The opinion of the court was delivered by: LOWE
MEMORANDUM OPINION AND ORDER
This case presents a mixed question of procedure and substantive law which, though often probed, has produced no consistent answer nor a uniform doctrinal approach among the federal courts. Broadly framed, the question is whether the general removal statute codified at 28 U.S.C. § 1441
permits a state court defendant to remove an action to federal district court on the sole ground that the state claims (causes of action) are wholly preempted by federal law? More specifically, this Court must determine whether it has removal jurisdiction over the present action, which states a claim under N.Y. Labor Law § 198-c 1 and 2 (McKinney Supp. 1980-81)
for unpaid, overdue contributions to benefit plans, where it is claimed by petitioners that the entire complaint is preempted by the Employee Retirement Income and Security Act of 1974, as amended ("ERISA"), 29 U.S.C. § 1144 (1975).
The present action was commenced on March 10, 1982 in the Supreme Court for New York County.

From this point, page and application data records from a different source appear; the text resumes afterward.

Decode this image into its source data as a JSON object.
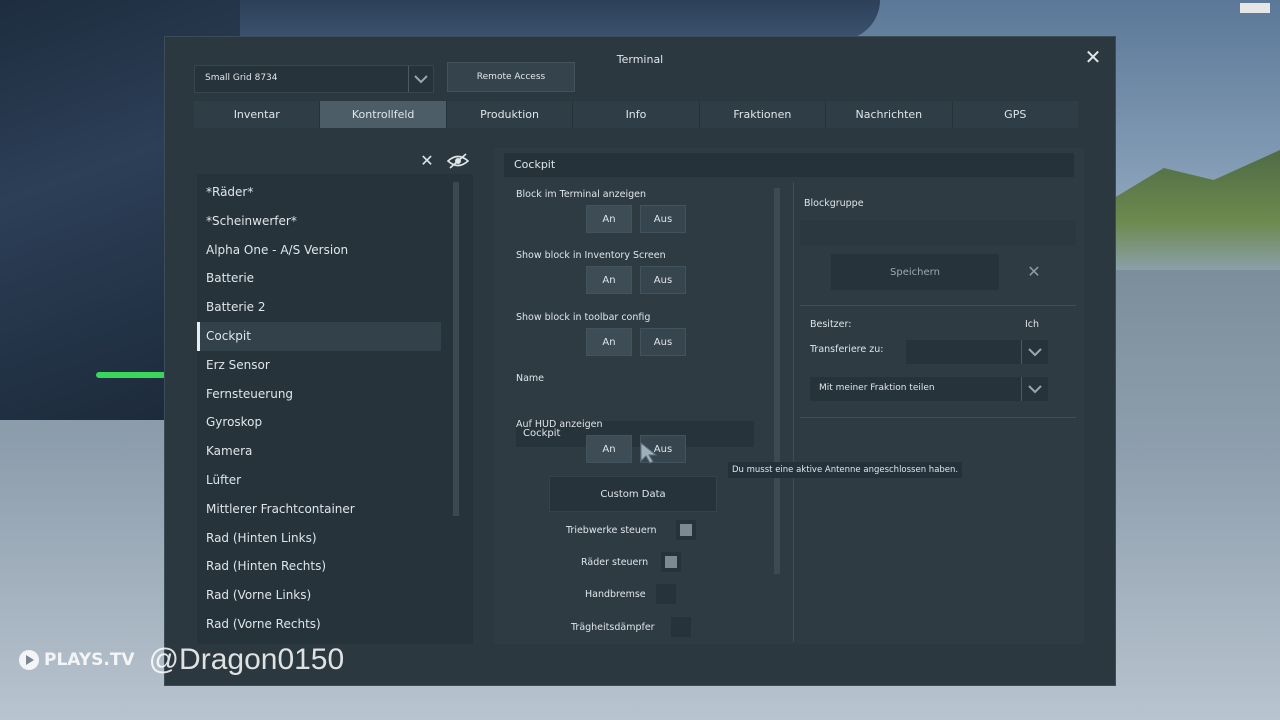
{
  "window": {
    "title": "Terminal"
  },
  "grid_select": {
    "value": "Small Grid 8734"
  },
  "remote_access": "Remote Access",
  "tabs": [
    {
      "label": "Inventar"
    },
    {
      "label": "Kontrollfeld"
    },
    {
      "label": "Produktion"
    },
    {
      "label": "Info"
    },
    {
      "label": "Fraktionen"
    },
    {
      "label": "Nachrichten"
    },
    {
      "label": "GPS"
    }
  ],
  "active_tab": "Kontrollfeld",
  "block_list": [
    "*Räder*",
    "*Scheinwerfer*",
    "Alpha One - A/S Version",
    "Batterie",
    "Batterie 2",
    "Cockpit",
    "Erz Sensor",
    "Fernsteuerung",
    "Gyroskop",
    "Kamera",
    "Lüfter",
    "Mittlerer Frachtcontainer",
    "Rad (Hinten Links)",
    "Rad (Hinten Rechts)",
    "Rad (Vorne Links)",
    "Rad (Vorne Rechts)"
  ],
  "selected_block": "Cockpit",
  "detail": {
    "header": "Cockpit",
    "show_terminal": {
      "label": "Block im Terminal anzeigen",
      "on": "An",
      "off": "Aus"
    },
    "show_inventory": {
      "label": "Show block in Inventory Screen",
      "on": "An",
      "off": "Aus"
    },
    "show_toolbar": {
      "label": "Show block in toolbar config",
      "on": "An",
      "off": "Aus"
    },
    "name_label": "Name",
    "name_value": "Cockpit",
    "show_hud": {
      "label": "Auf HUD anzeigen",
      "on": "An",
      "off": "Aus"
    },
    "custom_data": "Custom Data",
    "thrusters": "Triebwerke steuern",
    "wheels": "Räder steuern",
    "handbrake": "Handbremse",
    "dampeners": "Trägheitsdämpfer",
    "tooltip": "Du musst eine aktive Antenne angeschlossen haben."
  },
  "side": {
    "blockgroup_label": "Blockgruppe",
    "save": "Speichern",
    "owner_label": "Besitzer:",
    "owner_value": "Ich",
    "transfer_label": "Transferiere zu:",
    "share_value": "Mit meiner Fraktion teilen"
  },
  "watermark": {
    "brand": "PLAYS.TV",
    "handle": "@Dragon0150"
  }
}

It was removed pursuant to § 1441 on April 2, 1982. Respondents then moved to remand the matter to state court pursuant to 28 U.S.C. § 1447(c).
On May 28, 1982, oral argument was heard by the Court. Upon further review of the pleadings and judicial authority, the Court concludes that it does have removal jurisdiction over the complaint and therefore denies the motion to remand. The rationale supporting this conclusion is discussed below.
Respondents -- plaintiffs in the state proceeding -- include sixteen Trustees of the following employee benefit plans: the Marine Engineers' Beneficial Association ("MEBA") Pension Trust, the MEBA Medical & Benefits Plan, the MEBA Training Plan, the MEBA Vacation Plan, the Joint Employment Committee, and the Joint Maritime Congress (hereinafter referred to as the "MEBA Plans").
Petitioners (defendants) are the executive officers of the American Coastal & Foreign Shipping Co., Inc., ("American Coastal"), a New York corporation which employs members of the National MEBA and District No. 1 -- Pacific Coast District, MEBA, AFL-CIO (hereinafter referred to as the "Union"), and which has a collective bargaining agreement with the Union. That agreement includes a provision requiring American Coastal to make payments to the MEBA Plans on behalf of its employees.
Defendants admittedly are in default for contributions due January 1 and February 1, 1982, totalling $105,328.69.
On March 2, 1982, the respondents herein commenced a federal action against American Coastal pursuant to ERISA, 29 U.S.C. §§ 1145, 1132(a) (3). Their complaint, currently pending before this Court, alleges that American Coastal failed to make payments to the MEBA Plans due January 1 and February 1, 1982, totalling $105,328.69. The complaint requests an award of damages, costs and attorney's fees, as well as an order directing American Coastal to comply with its obligations under the MEBA Plans.
Shortly after the initiation of the federal lawsuit, respondents commenced this action under the New York labor law against the company's officers.
The relief sought includes the overdue payments to the MEBA Plans, unpaid interest, costs and attorney's fees. Petitioners promptly removed the state action, claiming:
The above described action is a civil action of which this court has original jurisdiction under the provisions of Title 28, United States code, Section 1331, and is one which may be removed to this court by the petitioner, defendant therein, pursuant to the provisions of Title 28, United States Code, Section 1441 in that the Plaintiffs are identical in both actions and the defendants in the Supreme Court actions . . . are the officers and the directors of the defendant corporation . . . in the District Court action.
Petition for Removal, filed April 2, 1982, at 2.
Congress has provided in § 1441 that the federal district courts may assume jurisdiction over an action commenced in state court if, inter alia, that action could have been commenced by the (plaintiffs) in federal court under the court's original jurisdiction.
Before approving a petition for removal, the court must be satisfied that 1) the court from which the action has been removed acquired both subject matter and personal jurisdiction,
and 2) the subject matter of the removed action is within its original jurisdiction. The second requirement must be satisfied by review of the allegations in the state court complaint, uncolored by potential or ...